Pursuer stated she was married in December, 1897, to John Haddow, a miner, in the employment of the Oakbank Oil Company. Ltd., first at Tarbrax and then at Winchburgh, who was working for that company until a few days before his death in October, 1917. About the end of June or beginning of July, 1915, the pursuer took out a policy of insurance over her husband's life with defenders for £20 2s, payable at death, and the premium of sixpence a week was paid regularly until her husband's death. Pursuer further stated that several days after her husband's death she was called upon by defenders (??) superintendent, who, she alleges, gave her the £9 9s to account. The superintendent states his company had made investigations, and ascertained that the pursuer's husband had been a "done" man for five years, and that the company did not require to pay anything under the policy. Pursuer denied her husband had been a "done" man for five years, and said that prior to his illness he had been regularly at work for many years. The superintendent, it was alleged, then said he would make a payment of £9 9s meantime, which sum he laid on the table, and that he would go to Edinburgh to see about the balance. Pursuer then signed a paper, the terms of which were not read to her. Had she been aware that this paper was a full discharge of her claim under the policy, she would not have signed it, as she never had any intention of accepting less than the sum of £20 2s, the full amount in the policy.

Defenders averred that the death was certified to have resulted from chronic bronchitis and cardiac failure, and as the policy was little more than two years old, they made inquiries as tot eh state of the deceased's health at the time the policy was issued, with the result the determined to repudiate liability in respect that that the contract had been vitiated by misrepresentations contained in the proposal. The pursuer, it was alleged, was informed of this decision and, after an interview between her and her brother-in-law with the defenders superintendent, she accepted the £9 9s in full settlement, and the sum was paid over there and then. It was also averred that both pursuer and her brother-in-law read over the discharge which was given, and the superintendent reminded her before she signed that she was signing for a full settlement.

The Sheriff, who allowed a proof as to what took place when the sum of £9 9s was paid to the pursuer, had found the pursuer did not execute the discharge under essential error, and that the discharge ought not to be set aside. He finds the pursuer liable in expenses to the defenders. In the course of a "note" his Lordship says the whole question in this case was whether the discharge was executed by the pursuer under essential error induced by misrepresentation on the part of the representative of the defenders. After hesitation and with some difficulty he had come to the conclusion that it was not.

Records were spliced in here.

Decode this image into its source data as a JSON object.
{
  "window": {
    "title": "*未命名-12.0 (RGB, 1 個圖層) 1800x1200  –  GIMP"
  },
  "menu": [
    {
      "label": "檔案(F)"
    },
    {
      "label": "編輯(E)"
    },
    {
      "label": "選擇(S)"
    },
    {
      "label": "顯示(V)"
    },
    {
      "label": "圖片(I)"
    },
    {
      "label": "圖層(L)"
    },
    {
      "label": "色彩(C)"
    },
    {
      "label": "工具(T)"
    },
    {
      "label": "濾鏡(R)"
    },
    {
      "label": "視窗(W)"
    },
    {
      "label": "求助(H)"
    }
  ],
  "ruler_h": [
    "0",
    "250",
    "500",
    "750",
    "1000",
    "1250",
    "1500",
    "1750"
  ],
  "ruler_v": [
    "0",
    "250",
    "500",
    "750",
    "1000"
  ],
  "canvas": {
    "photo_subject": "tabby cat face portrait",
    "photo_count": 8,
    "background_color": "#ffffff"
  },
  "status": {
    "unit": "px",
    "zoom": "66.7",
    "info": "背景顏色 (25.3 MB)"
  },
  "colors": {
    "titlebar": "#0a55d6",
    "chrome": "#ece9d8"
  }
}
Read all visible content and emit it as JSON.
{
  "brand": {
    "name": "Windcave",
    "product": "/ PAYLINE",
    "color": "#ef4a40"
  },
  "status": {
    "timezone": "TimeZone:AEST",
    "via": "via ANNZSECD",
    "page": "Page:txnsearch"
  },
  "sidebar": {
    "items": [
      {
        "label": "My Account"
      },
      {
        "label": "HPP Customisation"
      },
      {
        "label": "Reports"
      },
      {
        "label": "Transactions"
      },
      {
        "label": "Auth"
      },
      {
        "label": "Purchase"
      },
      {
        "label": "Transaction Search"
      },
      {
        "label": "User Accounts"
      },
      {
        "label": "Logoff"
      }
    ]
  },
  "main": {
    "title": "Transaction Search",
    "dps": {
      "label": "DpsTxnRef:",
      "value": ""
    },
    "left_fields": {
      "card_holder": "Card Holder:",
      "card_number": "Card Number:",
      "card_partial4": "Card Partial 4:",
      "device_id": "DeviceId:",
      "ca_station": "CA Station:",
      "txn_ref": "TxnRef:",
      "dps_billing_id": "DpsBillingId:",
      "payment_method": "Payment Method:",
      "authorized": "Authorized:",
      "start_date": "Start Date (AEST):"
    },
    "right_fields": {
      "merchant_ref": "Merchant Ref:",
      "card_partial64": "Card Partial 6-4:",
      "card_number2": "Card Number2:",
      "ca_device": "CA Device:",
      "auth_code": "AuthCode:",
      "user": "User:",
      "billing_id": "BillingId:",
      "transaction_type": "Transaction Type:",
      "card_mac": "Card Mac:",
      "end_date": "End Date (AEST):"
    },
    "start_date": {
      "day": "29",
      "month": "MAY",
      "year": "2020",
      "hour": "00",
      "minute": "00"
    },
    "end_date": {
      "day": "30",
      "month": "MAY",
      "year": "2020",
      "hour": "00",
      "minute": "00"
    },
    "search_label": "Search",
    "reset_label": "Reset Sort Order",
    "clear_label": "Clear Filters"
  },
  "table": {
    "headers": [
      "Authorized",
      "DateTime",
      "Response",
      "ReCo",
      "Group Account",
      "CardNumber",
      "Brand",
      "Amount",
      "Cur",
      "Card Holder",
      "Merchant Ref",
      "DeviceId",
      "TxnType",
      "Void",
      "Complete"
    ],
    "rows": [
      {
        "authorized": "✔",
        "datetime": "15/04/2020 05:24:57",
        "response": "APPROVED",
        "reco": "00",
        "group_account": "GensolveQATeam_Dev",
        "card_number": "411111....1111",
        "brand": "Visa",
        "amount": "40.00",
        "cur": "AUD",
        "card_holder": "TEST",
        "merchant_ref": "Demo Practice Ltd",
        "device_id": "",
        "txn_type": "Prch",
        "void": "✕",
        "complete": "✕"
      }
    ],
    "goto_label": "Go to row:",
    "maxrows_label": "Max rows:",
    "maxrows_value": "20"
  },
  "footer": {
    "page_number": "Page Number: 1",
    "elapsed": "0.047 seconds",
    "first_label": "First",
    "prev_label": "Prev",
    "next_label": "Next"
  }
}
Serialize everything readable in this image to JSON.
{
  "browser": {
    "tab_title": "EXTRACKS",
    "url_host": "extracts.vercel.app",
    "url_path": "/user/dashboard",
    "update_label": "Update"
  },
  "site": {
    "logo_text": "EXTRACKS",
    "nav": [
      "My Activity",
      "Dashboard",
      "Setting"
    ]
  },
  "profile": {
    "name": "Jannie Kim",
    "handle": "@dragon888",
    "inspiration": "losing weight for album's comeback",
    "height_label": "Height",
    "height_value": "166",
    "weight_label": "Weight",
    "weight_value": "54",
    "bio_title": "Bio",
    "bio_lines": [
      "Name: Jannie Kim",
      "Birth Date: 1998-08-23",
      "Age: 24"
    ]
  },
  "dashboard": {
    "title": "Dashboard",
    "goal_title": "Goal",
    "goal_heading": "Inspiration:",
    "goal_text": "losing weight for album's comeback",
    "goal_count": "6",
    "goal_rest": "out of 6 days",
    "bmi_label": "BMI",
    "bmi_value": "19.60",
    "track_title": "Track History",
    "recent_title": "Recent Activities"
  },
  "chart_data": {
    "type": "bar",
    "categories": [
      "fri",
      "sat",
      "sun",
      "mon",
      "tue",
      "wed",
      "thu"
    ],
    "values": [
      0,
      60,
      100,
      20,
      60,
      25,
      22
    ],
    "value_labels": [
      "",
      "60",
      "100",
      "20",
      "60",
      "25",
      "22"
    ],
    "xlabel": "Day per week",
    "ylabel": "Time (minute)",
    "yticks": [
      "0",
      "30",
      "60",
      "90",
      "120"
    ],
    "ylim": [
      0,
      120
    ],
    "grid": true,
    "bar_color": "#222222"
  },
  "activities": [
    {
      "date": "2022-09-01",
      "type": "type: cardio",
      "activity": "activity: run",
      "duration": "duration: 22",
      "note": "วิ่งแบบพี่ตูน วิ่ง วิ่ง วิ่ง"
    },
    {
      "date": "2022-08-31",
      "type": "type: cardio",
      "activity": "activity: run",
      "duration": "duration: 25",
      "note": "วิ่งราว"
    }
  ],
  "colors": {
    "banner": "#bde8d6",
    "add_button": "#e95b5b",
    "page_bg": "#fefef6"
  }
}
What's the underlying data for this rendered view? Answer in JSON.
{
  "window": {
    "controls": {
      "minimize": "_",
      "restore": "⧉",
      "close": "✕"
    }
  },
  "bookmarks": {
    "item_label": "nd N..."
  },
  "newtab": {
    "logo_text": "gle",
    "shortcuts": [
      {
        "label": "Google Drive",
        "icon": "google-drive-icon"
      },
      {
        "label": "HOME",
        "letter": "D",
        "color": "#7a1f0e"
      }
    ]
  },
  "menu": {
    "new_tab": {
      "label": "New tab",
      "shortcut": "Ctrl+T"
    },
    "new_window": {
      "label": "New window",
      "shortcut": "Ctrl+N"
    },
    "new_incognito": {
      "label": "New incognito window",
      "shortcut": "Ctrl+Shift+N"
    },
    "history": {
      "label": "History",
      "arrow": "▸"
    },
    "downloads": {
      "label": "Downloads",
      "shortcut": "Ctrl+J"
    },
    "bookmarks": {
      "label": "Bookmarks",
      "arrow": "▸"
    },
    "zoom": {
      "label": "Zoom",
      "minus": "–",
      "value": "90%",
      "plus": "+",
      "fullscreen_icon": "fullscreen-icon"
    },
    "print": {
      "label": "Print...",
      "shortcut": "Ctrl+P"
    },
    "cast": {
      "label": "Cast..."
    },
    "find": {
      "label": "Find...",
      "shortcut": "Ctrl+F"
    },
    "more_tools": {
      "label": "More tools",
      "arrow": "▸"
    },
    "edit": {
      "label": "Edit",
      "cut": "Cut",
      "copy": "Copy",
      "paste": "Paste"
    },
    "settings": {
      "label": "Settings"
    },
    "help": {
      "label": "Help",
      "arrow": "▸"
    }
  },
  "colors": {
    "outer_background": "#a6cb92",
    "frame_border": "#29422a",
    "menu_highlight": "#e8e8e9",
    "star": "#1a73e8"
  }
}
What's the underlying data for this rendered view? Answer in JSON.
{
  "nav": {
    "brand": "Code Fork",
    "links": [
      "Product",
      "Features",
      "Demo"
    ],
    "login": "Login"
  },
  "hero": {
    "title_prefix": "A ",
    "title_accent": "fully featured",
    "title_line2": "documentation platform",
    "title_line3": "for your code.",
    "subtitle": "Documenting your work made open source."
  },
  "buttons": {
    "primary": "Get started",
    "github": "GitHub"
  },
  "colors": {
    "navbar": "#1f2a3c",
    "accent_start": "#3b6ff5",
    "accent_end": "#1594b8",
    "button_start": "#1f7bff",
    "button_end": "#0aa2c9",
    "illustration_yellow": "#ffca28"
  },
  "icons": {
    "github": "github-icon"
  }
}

Pursuer put forward a strong case, but a very strong case must be made out by a party seeking to set aside a solmen(sic) deed signed by herself. The sanctity of tested writs was not to be lightly impugned, and he was not prepared to set aside this tested deed.

Linlithgowshire Gazette, 26 April 1918